I tend to think of deconstruction in more spiritual terms--that it becomes a spirit for navigating the world (and not just reading texts). Like Davis, I am drawn to the notion of undecidability. In my grad class this week, I contrasted Augustine and Plato against Lanham's notion of "strong" rhetoric, McComiskey relativist, Consigny's anti-foundational, and Jarratt's materialist explications of sophistry. On the one side, Truth is derived through a certain methodology (biblical hermeneutics, dialectic) and then transformed by rhetoric (audience analysis, arrangement, style, delivery). On the other side, truth is something produced through what Lanham calls social dramas, it cannot be decided in advance and cannot be considered "certain" (although, Lanham stresses, this does not mean it is either arbitrary or trivial--human dramas set the bounds of existence).

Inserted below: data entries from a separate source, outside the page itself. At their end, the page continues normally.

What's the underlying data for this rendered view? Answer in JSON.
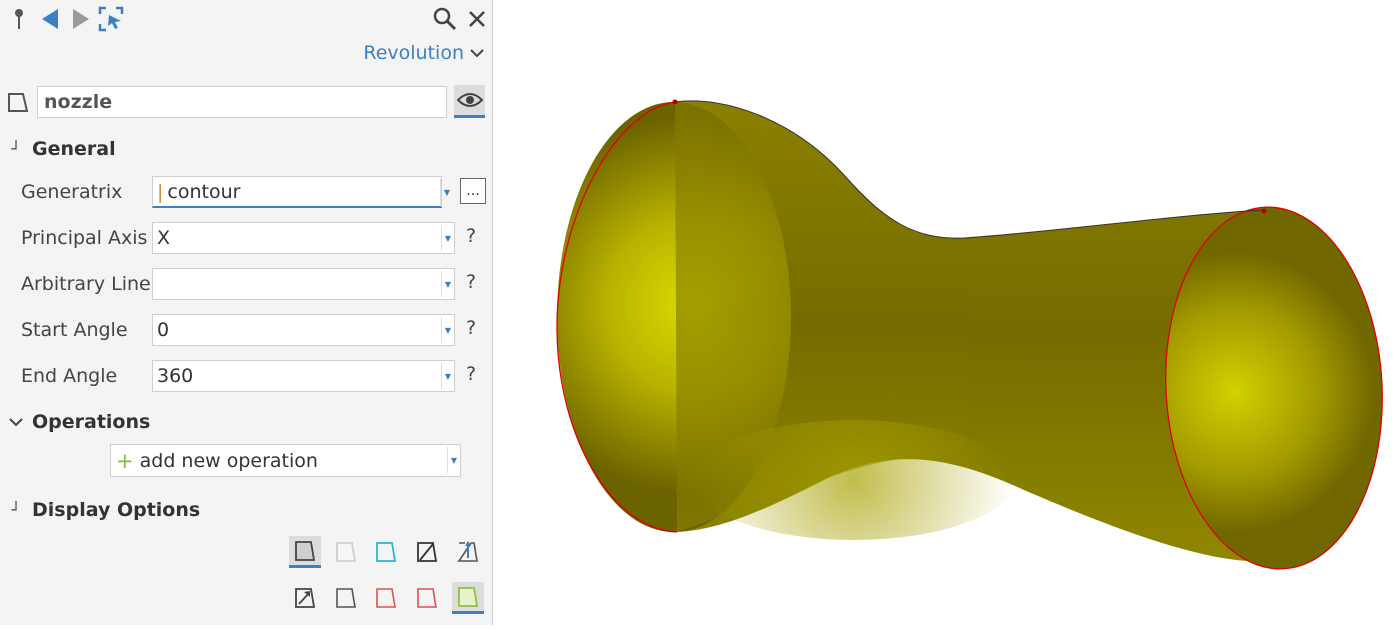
{
  "panel": {
    "title_dropdown": "Revolution",
    "object_name": "nozzle",
    "sections": {
      "general": "General",
      "operations": "Operations",
      "display": "Display Options"
    },
    "properties": [
      {
        "label": "Generatrix",
        "value": "contour"
      },
      {
        "label": "Principal Axis",
        "value": "X"
      },
      {
        "label": "Arbitrary Line",
        "value": ""
      },
      {
        "label": "Start Angle",
        "value": "0"
      },
      {
        "label": "End Angle",
        "value": "360"
      }
    ],
    "help_label": "?",
    "ellipsis_label": "...",
    "operation_dropdown": "add new operation"
  },
  "toolbar_icons": [
    "pin-icon",
    "back-arrow-icon",
    "forward-arrow-icon",
    "select-cursor-icon",
    "search-icon",
    "close-icon"
  ],
  "colors": {
    "accent": "#3b7fc4",
    "surface": "#b3b300",
    "edge": "#e00000",
    "plus": "#7bbf3a"
  }
}
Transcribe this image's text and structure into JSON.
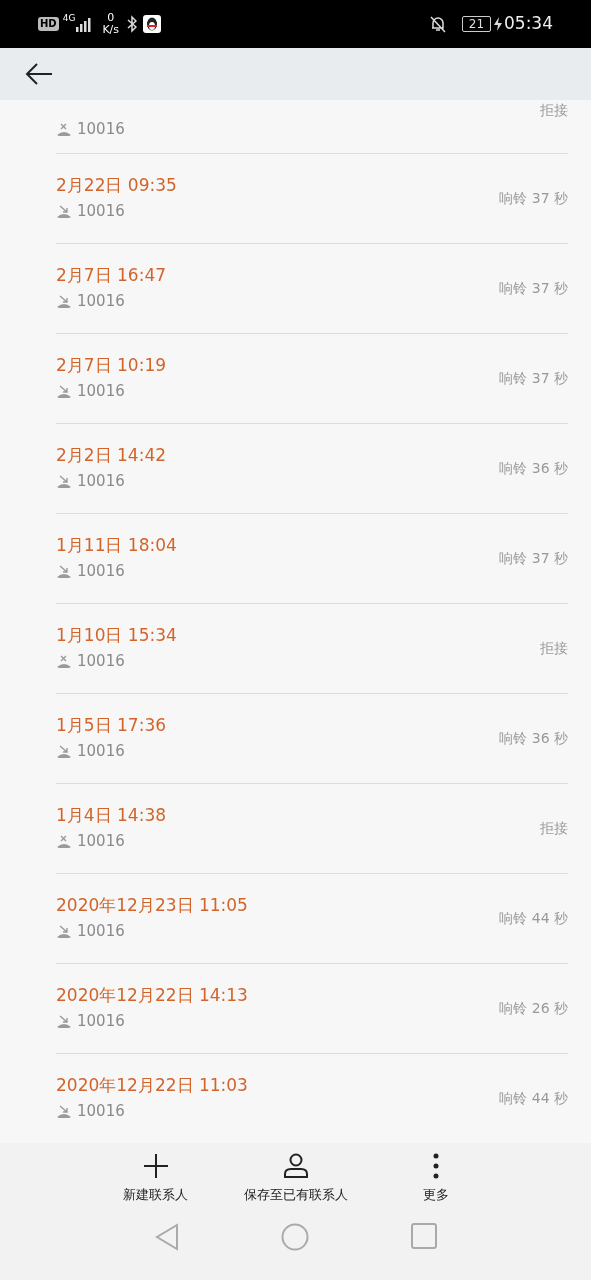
{
  "status_bar": {
    "hd": "HD",
    "network": "4G",
    "speed_value": "0",
    "speed_unit": "K/s",
    "battery": "21",
    "time": "05:34"
  },
  "calls": [
    {
      "kind": "rejected",
      "number": "10016",
      "result": "拒接"
    },
    {
      "kind": "missed",
      "date": "2月22日 09:35",
      "number": "10016",
      "result": "响铃 37 秒"
    },
    {
      "kind": "missed",
      "date": "2月7日 16:47",
      "number": "10016",
      "result": "响铃 37 秒"
    },
    {
      "kind": "missed",
      "date": "2月7日 10:19",
      "number": "10016",
      "result": "响铃 37 秒"
    },
    {
      "kind": "missed",
      "date": "2月2日 14:42",
      "number": "10016",
      "result": "响铃 36 秒"
    },
    {
      "kind": "missed",
      "date": "1月11日 18:04",
      "number": "10016",
      "result": "响铃 37 秒"
    },
    {
      "kind": "rejected",
      "date": "1月10日 15:34",
      "number": "10016",
      "result": "拒接"
    },
    {
      "kind": "missed",
      "date": "1月5日 17:36",
      "number": "10016",
      "result": "响铃 36 秒"
    },
    {
      "kind": "rejected",
      "date": "1月4日 14:38",
      "number": "10016",
      "result": "拒接"
    },
    {
      "kind": "missed",
      "date": "2020年12月23日 11:05",
      "number": "10016",
      "result": "响铃 44 秒"
    },
    {
      "kind": "missed",
      "date": "2020年12月22日 14:13",
      "number": "10016",
      "result": "响铃 26 秒"
    },
    {
      "kind": "missed",
      "date": "2020年12月22日 11:03",
      "number": "10016",
      "result": "响铃 44 秒"
    }
  ],
  "actions": [
    {
      "kind": "add",
      "label": "新建联系人"
    },
    {
      "kind": "person",
      "label": "保存至已有联系人"
    },
    {
      "kind": "more",
      "label": "更多"
    }
  ]
}
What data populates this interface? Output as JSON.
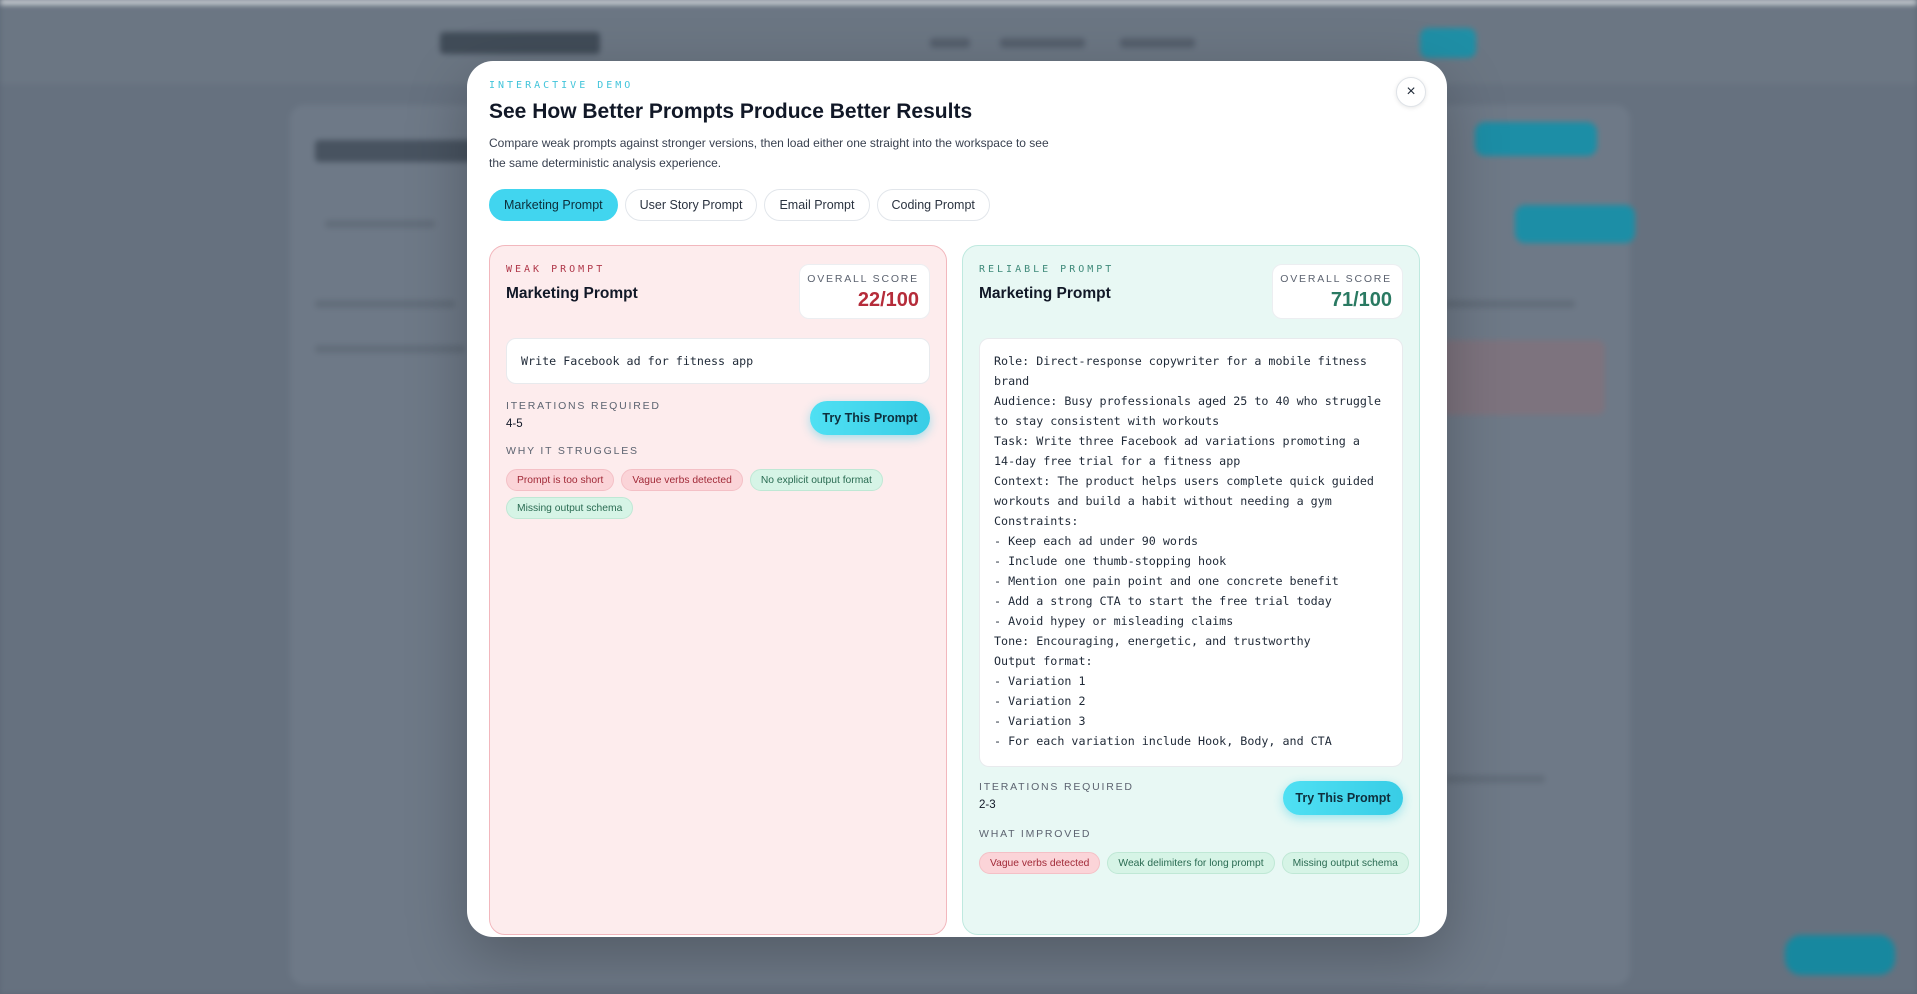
{
  "modal": {
    "eyebrow": "INTERACTIVE DEMO",
    "title": "See How Better Prompts Produce Better Results",
    "subtitle": "Compare weak prompts against stronger versions, then load either one straight into the workspace to see the same deterministic analysis experience.",
    "close_icon": "×"
  },
  "tabs": [
    {
      "label": "Marketing Prompt",
      "active": true
    },
    {
      "label": "User Story Prompt",
      "active": false
    },
    {
      "label": "Email Prompt",
      "active": false
    },
    {
      "label": "Coding Prompt",
      "active": false
    }
  ],
  "weak": {
    "eyebrow": "WEAK PROMPT",
    "title": "Marketing Prompt",
    "score_label": "OVERALL SCORE",
    "score": "22/100",
    "prompt": "Write Facebook ad for fitness app",
    "iterations_label": "ITERATIONS REQUIRED",
    "iterations": "4-5",
    "try_button": "Try This Prompt",
    "section_label": "WHY IT STRUGGLES",
    "chips": [
      {
        "text": "Prompt is too short",
        "tone": "negative"
      },
      {
        "text": "Vague verbs detected",
        "tone": "negative"
      },
      {
        "text": "No explicit output format",
        "tone": "positive"
      },
      {
        "text": "Missing output schema",
        "tone": "positive"
      }
    ]
  },
  "reliable": {
    "eyebrow": "RELIABLE PROMPT",
    "title": "Marketing Prompt",
    "score_label": "OVERALL SCORE",
    "score": "71/100",
    "prompt": "Role: Direct-response copywriter for a mobile fitness brand\nAudience: Busy professionals aged 25 to 40 who struggle to stay consistent with workouts\nTask: Write three Facebook ad variations promoting a 14-day free trial for a fitness app\nContext: The product helps users complete quick guided workouts and build a habit without needing a gym\nConstraints:\n- Keep each ad under 90 words\n- Include one thumb-stopping hook\n- Mention one pain point and one concrete benefit\n- Add a strong CTA to start the free trial today\n- Avoid hypey or misleading claims\nTone: Encouraging, energetic, and trustworthy\nOutput format:\n- Variation 1\n- Variation 2\n- Variation 3\n- For each variation include Hook, Body, and CTA",
    "iterations_label": "ITERATIONS REQUIRED",
    "iterations": "2-3",
    "try_button": "Try This Prompt",
    "section_label": "WHAT IMPROVED",
    "chips": [
      {
        "text": "Vague verbs detected",
        "tone": "negative"
      },
      {
        "text": "Weak delimiters for long prompt",
        "tone": "positive"
      },
      {
        "text": "Missing output schema",
        "tone": "positive"
      }
    ]
  }
}
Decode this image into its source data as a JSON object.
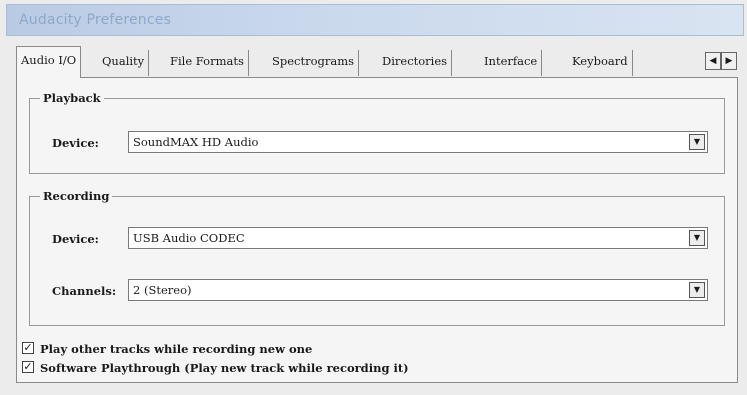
{
  "window": {
    "title": "Audacity Preferences"
  },
  "tabs": [
    {
      "label": "Audio I/O"
    },
    {
      "label": "Quality"
    },
    {
      "label": "File Formats"
    },
    {
      "label": "Spectrograms"
    },
    {
      "label": "Directories"
    },
    {
      "label": "Interface"
    },
    {
      "label": "Keyboard"
    }
  ],
  "tab_scroll": {
    "left": "◀",
    "right": "▶"
  },
  "playback": {
    "group_label": "Playback",
    "device_label": "Device:",
    "device_value": "SoundMAX HD Audio"
  },
  "recording": {
    "group_label": "Recording",
    "device_label": "Device:",
    "device_value": "USB Audio CODEC",
    "channels_label": "Channels:",
    "channels_value": "2 (Stereo)"
  },
  "options": [
    {
      "label": "Play other tracks while recording new one",
      "checked": true
    },
    {
      "label": "Software Playthrough (Play new track while recording it)",
      "checked": true
    }
  ],
  "check_mark": "✓",
  "dropdown_arrow": "▼"
}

To get to the second, "strong" rhetoric, one must operate within an uncertain, undecidable metaphysic. This is why I am particularly drawn to Levinas, since his metaphysic incorporates a relation to transcendence that neither eliminates the possibility of transcendence (as people like Lanham and, more recently, Latour have done) nor insists upon its certainty. God as enigma, perpetual, perpetuating question--Levinas's phenomenological ethics do not seek to produce a knowledge (or a method of knowledge) as much as what Aristotle might call a disposition (what Aristotle marks as the first part of a rhetorical performance that sets the mood): how does one act in the shadow of a perpetual, unanswerable question? Tentatively.
Of course, to those of an absolute foundationalist position, Levinas's appreciation for uncertainty might seem heretical. I do not think, in other words, that Levinas presents us with a solution to the problem of transcendence, faith and politics. But I do think, by acknowledging the transcendental as a question, he contributes to our understanding of the intellectual and political, philosophical/scientific and humanit(ies)(arian), right and might divides that Latour argues plagues our contemporary moment.